Component data from apps and pages
--------------------------------

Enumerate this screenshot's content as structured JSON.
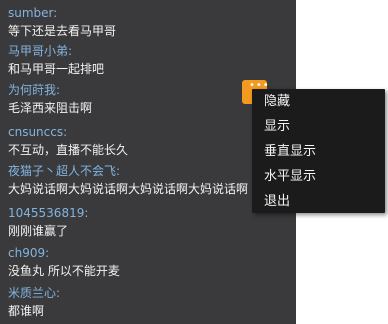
{
  "messages": [
    {
      "name": "sumber:",
      "text": "等下还是去看马甲哥"
    },
    {
      "name": "马甲哥小弟:",
      "text": "和马甲哥一起排吧"
    },
    {
      "name": "为何莳我:",
      "text": "毛泽西来阻击啊"
    },
    {
      "name": "cnsunccs:",
      "text": "不互动，直播不能长久"
    },
    {
      "name": "夜猫子丶超人不会飞:",
      "text": "大妈说话啊大妈说话啊大妈说话啊大妈说话啊"
    },
    {
      "name": "1045536819:",
      "text": "刚刚谁赢了"
    },
    {
      "name": "ch909:",
      "text": "没鱼丸 所以不能开麦"
    },
    {
      "name": "米质兰心:",
      "text": "都谁啊"
    }
  ],
  "float_button": {
    "icon": "more-dots-icon",
    "color": "#f49a1e"
  },
  "context_menu": {
    "items": [
      "隐藏",
      "显示",
      "垂直显示",
      "水平显示",
      "退出"
    ]
  },
  "colors": {
    "panel_bg": "#3a3a3c",
    "name_color": "#82b4e0",
    "text_color": "#f2f2f2",
    "menu_bg": "#1b1b1c"
  }
}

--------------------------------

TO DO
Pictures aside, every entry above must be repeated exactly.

ANSWER FOR THE TASK
Enumerate this screenshot's content as structured JSON.
{
  "messages": [
    {
      "name": "sumber:",
      "text": "等下还是去看马甲哥"
    },
    {
      "name": "马甲哥小弟:",
      "text": "和马甲哥一起排吧"
    },
    {
      "name": "为何莳我:",
      "text": "毛泽西来阻击啊"
    },
    {
      "name": "cnsunccs:",
      "text": "不互动，直播不能长久"
    },
    {
      "name": "夜猫子丶超人不会飞:",
      "text": "大妈说话啊大妈说话啊大妈说话啊大妈说话啊"
    },
    {
      "name": "1045536819:",
      "text": "刚刚谁赢了"
    },
    {
      "name": "ch909:",
      "text": "没鱼丸 所以不能开麦"
    },
    {
      "name": "米质兰心:",
      "text": "都谁啊"
    }
  ],
  "float_button": {
    "icon": "more-dots-icon",
    "color": "#f49a1e"
  },
  "context_menu": {
    "items": [
      "隐藏",
      "显示",
      "垂直显示",
      "水平显示",
      "退出"
    ]
  },
  "colors": {
    "panel_bg": "#3a3a3c",
    "name_color": "#82b4e0",
    "text_color": "#f2f2f2",
    "menu_bg": "#1b1b1c"
  }
}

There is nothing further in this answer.